“It has changed drastically. What was a peaceful protest has branched off into violence. We’ve got people out there destroying police vehicles, businesses and city property. It is no longer a peaceful protest,” she said.
“The vast majority have been peaceful and in all our communications with them and all our planning, the vast majority have expressed to us the desire to have a peaceful protest,” she said.
Drummond said police will now use all their resources available to protect the public’s safety and private property. “It’s our mandate to protect people and property and this is something we’re going to continue to do,” she said.
“We have shown enormous professionalism and restraint throughout this protest and will continue to do so, but there’s been lots of provocation. There’s taunting, there’s been things thrown at (police) and we’ve had police vehicles damaged.”
Drummond said police are encouraging peaceful protestors to separate from the faction that’s committing the acts of vandalism. “If you’re planning to be peaceful, remove yourself from the violence that is happening downtown,” she said. “There are other peaceful protests on throughout the city.”

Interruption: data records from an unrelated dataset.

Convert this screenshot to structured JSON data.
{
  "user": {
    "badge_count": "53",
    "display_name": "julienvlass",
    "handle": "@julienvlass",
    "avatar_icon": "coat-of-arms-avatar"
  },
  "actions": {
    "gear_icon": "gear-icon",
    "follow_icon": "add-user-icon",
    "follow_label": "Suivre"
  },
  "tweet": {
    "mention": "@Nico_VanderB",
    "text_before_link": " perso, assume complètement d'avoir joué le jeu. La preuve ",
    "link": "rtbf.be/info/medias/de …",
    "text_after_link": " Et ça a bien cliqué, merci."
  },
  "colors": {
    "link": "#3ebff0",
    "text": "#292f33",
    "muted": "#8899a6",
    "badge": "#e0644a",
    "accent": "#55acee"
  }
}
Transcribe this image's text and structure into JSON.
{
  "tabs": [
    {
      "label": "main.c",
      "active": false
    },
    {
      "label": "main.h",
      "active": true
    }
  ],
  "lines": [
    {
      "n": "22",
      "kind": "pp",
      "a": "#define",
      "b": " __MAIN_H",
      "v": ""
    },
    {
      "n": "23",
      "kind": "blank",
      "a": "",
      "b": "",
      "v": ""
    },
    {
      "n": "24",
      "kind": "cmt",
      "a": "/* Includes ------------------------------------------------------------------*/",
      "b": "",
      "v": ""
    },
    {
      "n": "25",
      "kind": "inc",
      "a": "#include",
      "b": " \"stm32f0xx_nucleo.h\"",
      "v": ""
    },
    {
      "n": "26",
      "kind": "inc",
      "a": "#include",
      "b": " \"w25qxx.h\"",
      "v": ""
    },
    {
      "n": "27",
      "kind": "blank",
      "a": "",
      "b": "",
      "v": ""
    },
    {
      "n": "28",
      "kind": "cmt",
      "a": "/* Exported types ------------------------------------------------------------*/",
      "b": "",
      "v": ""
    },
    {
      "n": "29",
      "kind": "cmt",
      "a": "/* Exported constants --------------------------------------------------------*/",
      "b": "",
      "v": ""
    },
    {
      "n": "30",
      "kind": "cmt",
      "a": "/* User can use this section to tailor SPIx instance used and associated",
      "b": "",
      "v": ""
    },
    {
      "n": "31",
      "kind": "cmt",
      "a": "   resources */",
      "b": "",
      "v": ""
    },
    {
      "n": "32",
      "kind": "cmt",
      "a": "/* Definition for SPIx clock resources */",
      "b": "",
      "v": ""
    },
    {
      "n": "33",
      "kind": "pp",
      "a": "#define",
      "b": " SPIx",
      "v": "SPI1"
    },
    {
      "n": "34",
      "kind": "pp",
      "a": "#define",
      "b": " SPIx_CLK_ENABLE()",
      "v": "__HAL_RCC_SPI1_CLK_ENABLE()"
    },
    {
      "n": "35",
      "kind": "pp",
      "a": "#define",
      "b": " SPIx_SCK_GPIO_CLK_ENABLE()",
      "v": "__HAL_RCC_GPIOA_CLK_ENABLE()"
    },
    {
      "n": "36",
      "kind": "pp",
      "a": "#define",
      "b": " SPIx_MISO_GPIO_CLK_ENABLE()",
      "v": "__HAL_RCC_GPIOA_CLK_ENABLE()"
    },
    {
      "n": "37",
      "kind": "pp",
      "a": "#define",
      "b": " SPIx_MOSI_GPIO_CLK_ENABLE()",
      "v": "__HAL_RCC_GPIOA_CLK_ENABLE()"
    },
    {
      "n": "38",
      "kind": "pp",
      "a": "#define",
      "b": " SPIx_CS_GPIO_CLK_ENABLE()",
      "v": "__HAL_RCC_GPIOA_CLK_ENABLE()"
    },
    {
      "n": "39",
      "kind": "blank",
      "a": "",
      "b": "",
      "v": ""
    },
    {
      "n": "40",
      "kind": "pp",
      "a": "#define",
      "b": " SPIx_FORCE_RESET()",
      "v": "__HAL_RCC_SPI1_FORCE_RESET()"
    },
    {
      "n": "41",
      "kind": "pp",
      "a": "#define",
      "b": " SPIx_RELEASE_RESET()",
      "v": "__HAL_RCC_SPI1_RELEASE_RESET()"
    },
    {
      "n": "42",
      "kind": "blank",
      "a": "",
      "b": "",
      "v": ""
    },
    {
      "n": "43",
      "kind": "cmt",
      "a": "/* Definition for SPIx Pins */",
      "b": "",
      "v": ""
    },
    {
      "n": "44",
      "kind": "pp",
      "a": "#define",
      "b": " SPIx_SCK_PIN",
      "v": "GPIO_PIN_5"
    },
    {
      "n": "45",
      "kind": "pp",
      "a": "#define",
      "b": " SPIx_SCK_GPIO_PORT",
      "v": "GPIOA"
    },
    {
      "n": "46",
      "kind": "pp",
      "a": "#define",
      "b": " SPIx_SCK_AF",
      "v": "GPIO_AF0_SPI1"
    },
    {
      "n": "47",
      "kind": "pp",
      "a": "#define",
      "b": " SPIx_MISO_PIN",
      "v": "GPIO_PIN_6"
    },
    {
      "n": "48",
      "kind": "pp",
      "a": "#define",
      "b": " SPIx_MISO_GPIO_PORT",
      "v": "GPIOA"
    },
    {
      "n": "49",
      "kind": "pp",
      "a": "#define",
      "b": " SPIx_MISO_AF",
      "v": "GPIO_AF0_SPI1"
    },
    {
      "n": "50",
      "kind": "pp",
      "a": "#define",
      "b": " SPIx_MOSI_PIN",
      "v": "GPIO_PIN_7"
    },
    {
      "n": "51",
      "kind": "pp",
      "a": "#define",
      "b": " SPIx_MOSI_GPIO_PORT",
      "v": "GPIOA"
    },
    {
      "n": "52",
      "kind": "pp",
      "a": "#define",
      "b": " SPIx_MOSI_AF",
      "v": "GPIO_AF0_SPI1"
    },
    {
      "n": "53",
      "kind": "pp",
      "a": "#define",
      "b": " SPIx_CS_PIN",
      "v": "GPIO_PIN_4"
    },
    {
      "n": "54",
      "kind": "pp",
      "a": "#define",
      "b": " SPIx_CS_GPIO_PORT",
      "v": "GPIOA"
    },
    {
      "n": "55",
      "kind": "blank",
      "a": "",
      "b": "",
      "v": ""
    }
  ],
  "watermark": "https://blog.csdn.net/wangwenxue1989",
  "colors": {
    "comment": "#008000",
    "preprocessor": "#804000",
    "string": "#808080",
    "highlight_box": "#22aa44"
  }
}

Police car on fire at Bay and King. Police moving in.
3:46 p.m. King and Bay
At King and Bay, protesters have begun putting gas masks on; "tear gas, tear gas," some are saying to others. Five police vehicles in the area, two of which are vans, have been smashed, and one has the word "Murderer" written on it in orange. The protesters briefly retreated, apparently spooked by something, but are now once again proceeding south toward the fence.
3:45 p.m. Mood turns ugly
Cops inside security fence now donning riot helmets. Mood no longer easy-going.
Star reporter Brendan Kennedy just ordered by cops very forcefully to move back away from fence.
"It's for your own safety. Trust me."
3:42 p.m.: Protest reaches King
The protesters are running now, at King; they have smashed another police car at Bay and King and are throwing rocks in every direction. Riot police are present, but not in an organized line.
3:41 p.m. Inside the fence
They just turned back delegates trying to leave the area. No one out or in.
3:40 p.m. Security lockdown
Security fence gates just closed. Security zone is locked down.
3:39 pm Broken Windows and Graffiti
Protesters have broken the windows at Starbucks at Bay and Queen and the Hudson's Bay and Company, reports the Star's Jayme Poisson. The renegade protesters have also spraypainted the words "Class War" across the Scotia Bank. They have also spraypainted across the Hudson's Bay sign on the facade of the store: "No Corporate Greed".
3:30 p.m. When it turned violent
Groups were still crowded at the intersection of Spadina Ave. near Queen St. W. when protesters began smashing a police vehicle, with an officer inside. Officers scared the protesters away with batons and managed to get the officer out. The protesters continued to smash the vehicle before heading east.
No specific group targeted the police cruiser. Protesters wearing black have broken a Nike business window, and other business windows. There was a discussion and the protesters are now going back to Spadina, most clad in black in gas masks.
Protesters are breaking windows, destroying commercial business windows. They are chanting "against police, against prison." They are refusing photos by media. Nike store window was destroyed. Foot Locker was also targeted.
Protesters are also dragging mailboxes into the streets to block them. It is beginning to get unruly.
The black-clad protesters are leaving independent shops alone. They hit Subway hard, throwing pieces of cement and reusing them again. CIBC was just smashed. Others are tagging walls and moving on. People are blocking cameras’ lenses.
There is a man with a hammer, he is taking out windows.